Initially developed as a research network, the Internet has been optimized to provide a service where the network does its best to deliver packets to their destination. In the research Internet, connectivity was the most important issue. During the last years, we have seen a rapid growth and an increasing utilization of the Internet to carry business critical services such as e-commerce, Virtual Private Networks, Voice over IP, ...To efficiently support those services, several Internet Service Providers (ISP) rely on traffic engineering to better control the flow of IP packets. Traffic engineering encompasses several techniques that can be used to (i) shift traffic away from congested links, (ii) better distribute the traffic inside the network, (iii) quickly react to failures by directing traffic away from the faulty links or (iv) efficiently support Quality of Service (QoS) requirements. The tutorial is divided in three distinct parts.

In the first part, we discuss the techniques that can be used inside a single domain in pure IP networks. All these techniques rely on a careful tuning of the link-state intradomain routing protocols. A first set of techniques is to select the appropriate link metrics to better balance the traffic inside the network. These techniques require a good knowledge of the traffic demand and assume that this demand is stable. We then briefly discuss more dynamic techniques that have been proposed to balance the traffic when the traffic demand fluctuates. Finally, we conclude the first part of the tutorial with a discussion of the restoration time in case of failure in a pure IP network.

In the second part of the tutorial, we still consider a single domain, but in this part we show the benefits of using MultiProtocol Label Switching (MPLS) to forward the IP packets inside this network. A first technique is to statically establish Label Switched Paths (LSP) inside the network based on the known traffic demand. This technique is similar in principle to the settings of the link metrics in a pure IP network, but MPLS allows to better control the flow of packets inside the network. If the traffic demand is not stable, LSPs can be setup dynamically by a signalling protocol such as RSVP-TE based on the information distributed by the intradomain routing protocol (OSPF-TE, ISIS-TE) We describe the operations of these protocols in details. Finally, we describe the restoration capabilities of MPLS in case of failures.

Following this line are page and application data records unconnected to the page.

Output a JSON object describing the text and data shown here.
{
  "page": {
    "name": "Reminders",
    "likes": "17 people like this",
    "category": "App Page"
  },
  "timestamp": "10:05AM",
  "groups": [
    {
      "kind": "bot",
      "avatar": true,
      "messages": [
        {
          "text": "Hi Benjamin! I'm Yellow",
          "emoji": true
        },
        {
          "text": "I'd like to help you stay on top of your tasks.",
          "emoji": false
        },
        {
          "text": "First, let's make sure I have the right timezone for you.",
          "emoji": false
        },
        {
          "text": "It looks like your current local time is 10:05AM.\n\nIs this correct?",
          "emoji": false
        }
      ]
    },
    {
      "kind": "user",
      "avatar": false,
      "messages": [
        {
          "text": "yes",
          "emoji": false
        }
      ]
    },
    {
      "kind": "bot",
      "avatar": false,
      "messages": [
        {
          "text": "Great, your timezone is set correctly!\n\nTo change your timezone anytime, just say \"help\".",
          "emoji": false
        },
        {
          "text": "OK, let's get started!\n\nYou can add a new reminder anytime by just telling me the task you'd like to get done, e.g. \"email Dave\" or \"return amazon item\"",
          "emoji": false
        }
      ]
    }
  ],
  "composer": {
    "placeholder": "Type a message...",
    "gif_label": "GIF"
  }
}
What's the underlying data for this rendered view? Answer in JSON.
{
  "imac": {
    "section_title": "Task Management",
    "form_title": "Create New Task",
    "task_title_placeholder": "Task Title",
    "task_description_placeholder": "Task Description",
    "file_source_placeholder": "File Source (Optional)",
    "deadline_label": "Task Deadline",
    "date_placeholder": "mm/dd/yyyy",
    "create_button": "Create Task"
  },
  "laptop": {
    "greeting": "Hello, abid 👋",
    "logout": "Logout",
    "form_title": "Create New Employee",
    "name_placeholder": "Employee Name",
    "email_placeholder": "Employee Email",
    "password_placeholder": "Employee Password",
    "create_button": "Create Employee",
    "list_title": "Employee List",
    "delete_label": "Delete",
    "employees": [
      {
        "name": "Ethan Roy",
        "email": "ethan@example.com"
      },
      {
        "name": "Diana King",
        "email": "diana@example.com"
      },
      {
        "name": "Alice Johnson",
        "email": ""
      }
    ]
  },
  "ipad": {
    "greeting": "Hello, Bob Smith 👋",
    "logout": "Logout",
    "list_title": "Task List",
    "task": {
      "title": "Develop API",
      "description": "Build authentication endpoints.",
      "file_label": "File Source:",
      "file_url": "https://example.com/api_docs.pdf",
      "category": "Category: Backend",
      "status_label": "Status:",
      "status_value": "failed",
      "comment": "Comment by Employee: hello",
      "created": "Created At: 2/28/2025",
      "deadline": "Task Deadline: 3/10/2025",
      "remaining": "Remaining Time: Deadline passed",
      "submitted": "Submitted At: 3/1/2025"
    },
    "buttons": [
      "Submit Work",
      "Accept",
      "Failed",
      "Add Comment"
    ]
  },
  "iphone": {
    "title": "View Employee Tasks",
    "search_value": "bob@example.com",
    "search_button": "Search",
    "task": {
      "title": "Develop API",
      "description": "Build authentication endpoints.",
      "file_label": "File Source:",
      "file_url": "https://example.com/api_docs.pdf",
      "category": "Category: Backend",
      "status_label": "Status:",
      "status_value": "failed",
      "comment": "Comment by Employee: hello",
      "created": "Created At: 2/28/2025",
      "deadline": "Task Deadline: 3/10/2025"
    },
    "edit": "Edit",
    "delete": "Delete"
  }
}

In the third part of the tutorial, we describe the traffic engineering techniques that can be used to control the flow of IP packets across interdomain boundaries. We first discuss the characteristics of interdomain traffic and then show how a tuning of the configuration of the BGP routers can be used by a domain to control the flow of its incoming and outgoing traffic. We discuss the advantages and drawbacks of these techniques as well as the utilization of the BGP community attribute for traffic engineering purposes.

Speaker's biography: Olivier Bonaventure received his PhD from the University of Liege (Belgium) at the Research Unit in Networking headed by Prof. Andre Danthine. He spent one year at the Alcatel Alsthom Corporate Research Center in Antwerp before becoming professor and leading the network research group   http://www.infonet.fundp.ac.be  at the University of Namur during four years. Since October 2002, he is professor at the Catholic University of Louvain (Belgium). He has published more than twenty papers on Quality of Service (QoS), the performance of TCP/IP in ATM networks, Internet traffic characterization, BGP ... His current research interests include interdomain routing and traffic engineering, Internet traffic characterization and wireless IP networks. Olivier Bonaventure is the Belgian representative of the COST263 action on Quality of future Internet Services. He is on the editorial board of IEEE Network Magazine and received the Alcatel Bell and the Wernaers prizes from the Belgian National Fund for Scientific Research (FNRS) in 2001.